__Activity__: For each line below that contains the word "true", make a copy.

------------------------------------------------------------------------

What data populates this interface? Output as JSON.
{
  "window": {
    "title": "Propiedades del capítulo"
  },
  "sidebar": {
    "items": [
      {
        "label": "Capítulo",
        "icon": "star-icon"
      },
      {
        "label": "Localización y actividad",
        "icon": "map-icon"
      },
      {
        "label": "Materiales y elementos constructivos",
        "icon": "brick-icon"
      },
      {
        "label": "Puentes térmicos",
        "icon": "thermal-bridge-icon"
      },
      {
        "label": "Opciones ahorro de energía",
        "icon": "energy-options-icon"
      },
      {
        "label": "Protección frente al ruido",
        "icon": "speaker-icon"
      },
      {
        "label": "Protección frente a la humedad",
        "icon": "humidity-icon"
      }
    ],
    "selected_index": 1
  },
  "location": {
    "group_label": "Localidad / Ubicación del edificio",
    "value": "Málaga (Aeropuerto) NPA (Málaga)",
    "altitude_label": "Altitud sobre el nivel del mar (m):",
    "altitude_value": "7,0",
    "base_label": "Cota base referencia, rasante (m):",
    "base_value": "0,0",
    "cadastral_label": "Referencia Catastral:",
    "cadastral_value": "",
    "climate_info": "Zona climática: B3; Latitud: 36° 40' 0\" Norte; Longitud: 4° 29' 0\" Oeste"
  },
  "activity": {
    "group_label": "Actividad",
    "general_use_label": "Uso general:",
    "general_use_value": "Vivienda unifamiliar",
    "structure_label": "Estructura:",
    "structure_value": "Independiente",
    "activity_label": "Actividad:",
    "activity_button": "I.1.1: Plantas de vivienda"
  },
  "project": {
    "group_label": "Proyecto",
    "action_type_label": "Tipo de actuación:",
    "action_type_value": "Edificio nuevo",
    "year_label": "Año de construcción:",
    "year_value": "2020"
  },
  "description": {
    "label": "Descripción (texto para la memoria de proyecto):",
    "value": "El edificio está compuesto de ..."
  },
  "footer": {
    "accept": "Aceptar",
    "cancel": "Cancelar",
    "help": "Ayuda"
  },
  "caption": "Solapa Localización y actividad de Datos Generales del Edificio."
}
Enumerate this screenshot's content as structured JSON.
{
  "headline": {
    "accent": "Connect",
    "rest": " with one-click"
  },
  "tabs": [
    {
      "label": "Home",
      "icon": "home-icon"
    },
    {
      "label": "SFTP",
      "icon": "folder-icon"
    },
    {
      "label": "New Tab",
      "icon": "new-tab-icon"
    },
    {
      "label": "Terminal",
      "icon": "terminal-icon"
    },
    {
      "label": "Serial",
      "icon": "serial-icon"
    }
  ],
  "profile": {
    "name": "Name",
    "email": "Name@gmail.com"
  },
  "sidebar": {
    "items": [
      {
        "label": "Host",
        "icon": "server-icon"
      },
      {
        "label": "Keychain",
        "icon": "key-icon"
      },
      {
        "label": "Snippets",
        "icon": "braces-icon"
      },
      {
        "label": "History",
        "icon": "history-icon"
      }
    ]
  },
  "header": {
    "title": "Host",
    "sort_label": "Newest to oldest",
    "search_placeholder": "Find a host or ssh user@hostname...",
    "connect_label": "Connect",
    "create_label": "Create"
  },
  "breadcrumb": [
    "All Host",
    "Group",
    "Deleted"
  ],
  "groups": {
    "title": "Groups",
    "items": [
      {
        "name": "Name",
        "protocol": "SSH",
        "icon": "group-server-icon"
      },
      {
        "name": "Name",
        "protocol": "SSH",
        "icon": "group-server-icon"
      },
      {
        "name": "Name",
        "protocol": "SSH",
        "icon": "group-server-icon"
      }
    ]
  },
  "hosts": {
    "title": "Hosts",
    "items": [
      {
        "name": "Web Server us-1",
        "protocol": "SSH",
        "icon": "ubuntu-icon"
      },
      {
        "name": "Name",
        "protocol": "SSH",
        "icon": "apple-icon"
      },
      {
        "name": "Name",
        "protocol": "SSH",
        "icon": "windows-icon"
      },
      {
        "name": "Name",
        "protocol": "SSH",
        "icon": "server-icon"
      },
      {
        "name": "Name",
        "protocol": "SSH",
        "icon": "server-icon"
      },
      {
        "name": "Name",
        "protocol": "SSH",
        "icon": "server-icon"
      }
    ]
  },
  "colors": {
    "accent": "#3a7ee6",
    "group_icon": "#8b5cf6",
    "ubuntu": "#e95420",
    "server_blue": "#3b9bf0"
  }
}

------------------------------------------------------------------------

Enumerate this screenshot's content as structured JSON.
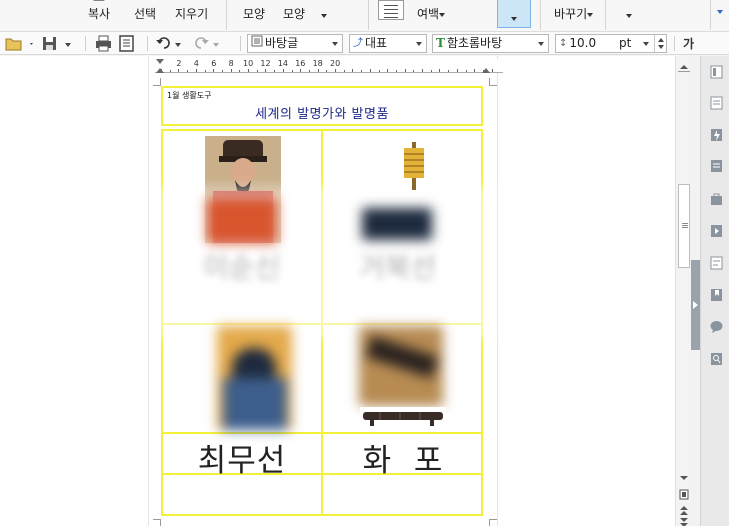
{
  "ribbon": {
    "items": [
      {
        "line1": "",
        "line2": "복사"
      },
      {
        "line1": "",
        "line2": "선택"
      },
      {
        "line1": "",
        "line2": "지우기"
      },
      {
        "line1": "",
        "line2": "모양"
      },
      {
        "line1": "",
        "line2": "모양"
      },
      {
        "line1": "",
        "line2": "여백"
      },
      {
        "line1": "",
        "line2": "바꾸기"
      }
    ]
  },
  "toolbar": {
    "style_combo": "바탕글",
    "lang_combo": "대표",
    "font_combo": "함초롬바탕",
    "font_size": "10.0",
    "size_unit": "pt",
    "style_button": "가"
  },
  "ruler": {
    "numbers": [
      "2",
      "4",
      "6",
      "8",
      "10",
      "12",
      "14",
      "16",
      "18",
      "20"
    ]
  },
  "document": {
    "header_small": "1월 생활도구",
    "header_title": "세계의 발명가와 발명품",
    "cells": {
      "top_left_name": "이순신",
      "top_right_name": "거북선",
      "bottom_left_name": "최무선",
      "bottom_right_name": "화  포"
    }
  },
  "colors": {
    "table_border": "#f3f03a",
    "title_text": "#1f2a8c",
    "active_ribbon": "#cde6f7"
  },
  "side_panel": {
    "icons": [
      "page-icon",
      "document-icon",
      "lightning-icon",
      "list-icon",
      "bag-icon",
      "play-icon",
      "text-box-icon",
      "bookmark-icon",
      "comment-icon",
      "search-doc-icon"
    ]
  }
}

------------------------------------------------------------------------

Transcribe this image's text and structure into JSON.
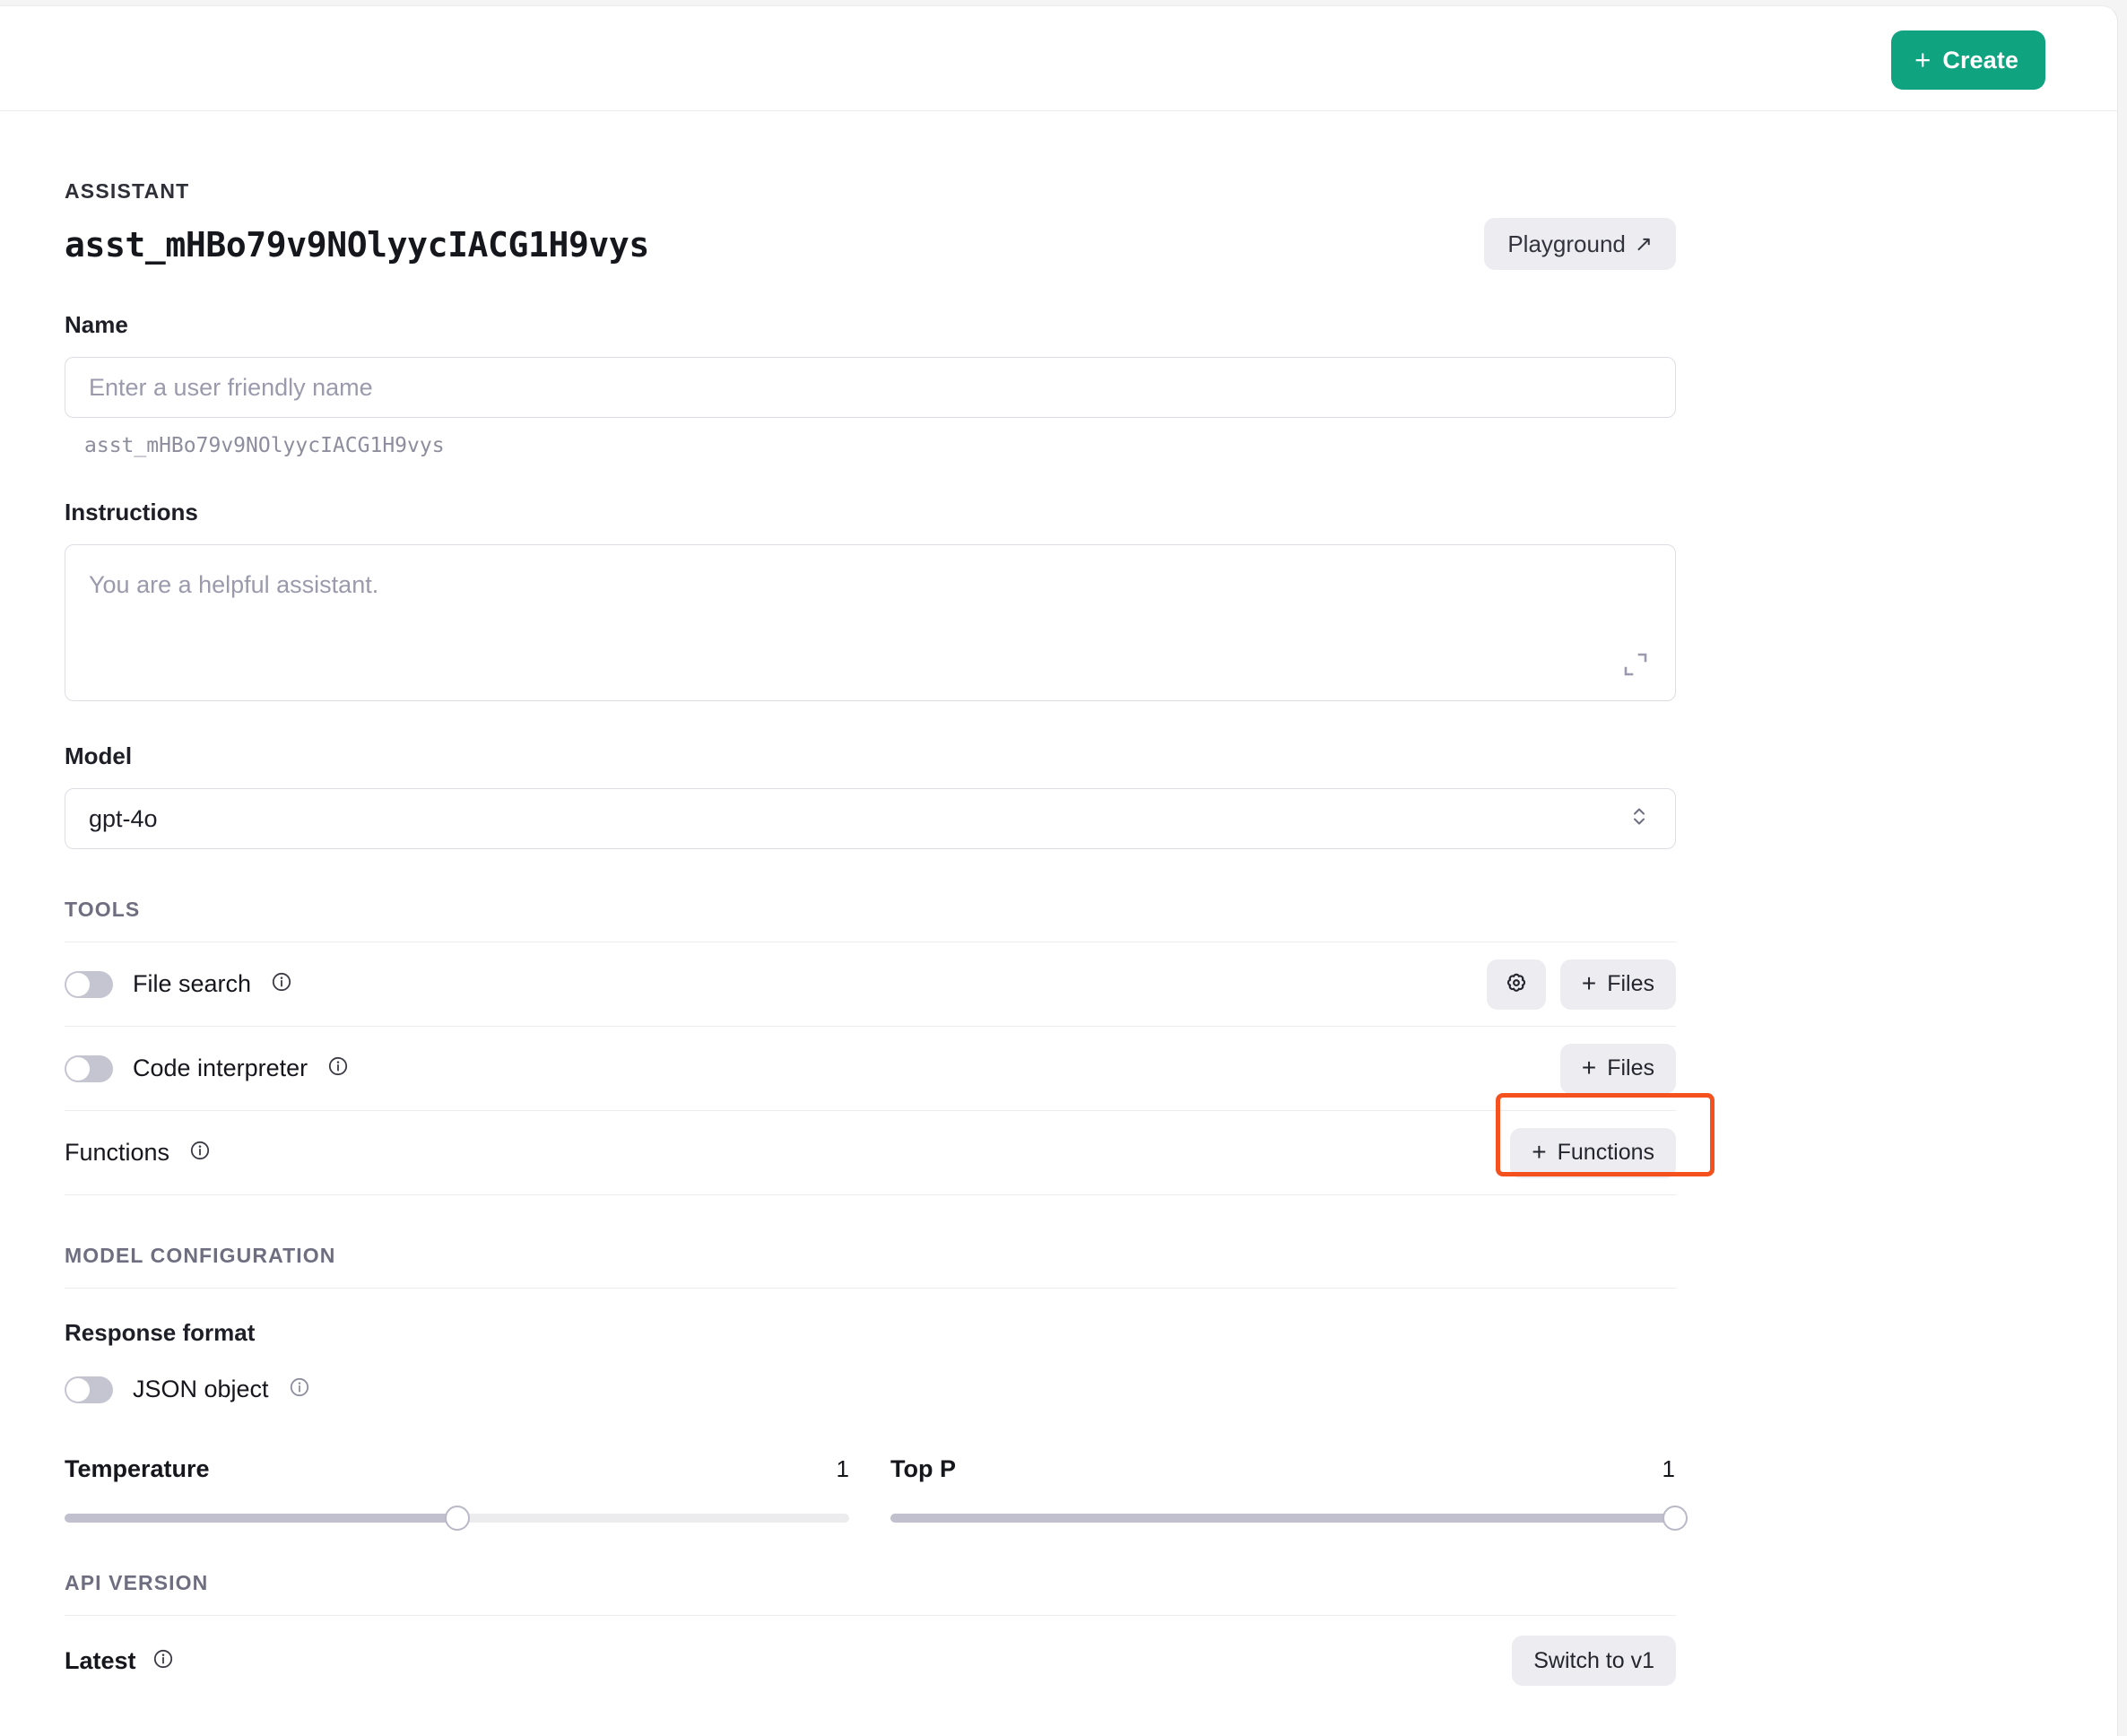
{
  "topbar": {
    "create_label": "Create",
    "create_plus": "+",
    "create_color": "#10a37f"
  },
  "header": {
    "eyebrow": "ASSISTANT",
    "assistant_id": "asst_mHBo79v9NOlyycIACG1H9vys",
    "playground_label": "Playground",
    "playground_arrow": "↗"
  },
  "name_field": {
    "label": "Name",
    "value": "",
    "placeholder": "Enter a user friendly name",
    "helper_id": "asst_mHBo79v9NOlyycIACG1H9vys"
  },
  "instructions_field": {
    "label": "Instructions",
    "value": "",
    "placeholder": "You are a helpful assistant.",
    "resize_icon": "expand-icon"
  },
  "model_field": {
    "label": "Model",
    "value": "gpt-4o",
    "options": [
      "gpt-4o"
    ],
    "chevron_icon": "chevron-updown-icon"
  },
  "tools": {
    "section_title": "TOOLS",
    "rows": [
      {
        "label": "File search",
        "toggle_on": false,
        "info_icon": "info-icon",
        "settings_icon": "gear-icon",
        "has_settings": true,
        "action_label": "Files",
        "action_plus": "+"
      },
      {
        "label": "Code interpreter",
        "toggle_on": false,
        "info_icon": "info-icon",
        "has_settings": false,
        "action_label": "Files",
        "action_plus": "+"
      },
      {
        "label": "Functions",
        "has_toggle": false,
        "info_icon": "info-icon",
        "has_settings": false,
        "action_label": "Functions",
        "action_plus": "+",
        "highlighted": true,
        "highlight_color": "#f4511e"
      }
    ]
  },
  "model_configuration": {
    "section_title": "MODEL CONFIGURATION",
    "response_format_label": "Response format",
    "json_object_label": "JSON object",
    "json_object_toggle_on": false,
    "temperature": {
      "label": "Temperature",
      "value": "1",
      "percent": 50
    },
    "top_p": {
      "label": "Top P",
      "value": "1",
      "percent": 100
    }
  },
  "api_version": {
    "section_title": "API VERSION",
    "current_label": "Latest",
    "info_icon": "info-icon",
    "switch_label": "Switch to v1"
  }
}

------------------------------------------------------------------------

__Completed task__:
        "has_settings": true,
        "highlighted": true,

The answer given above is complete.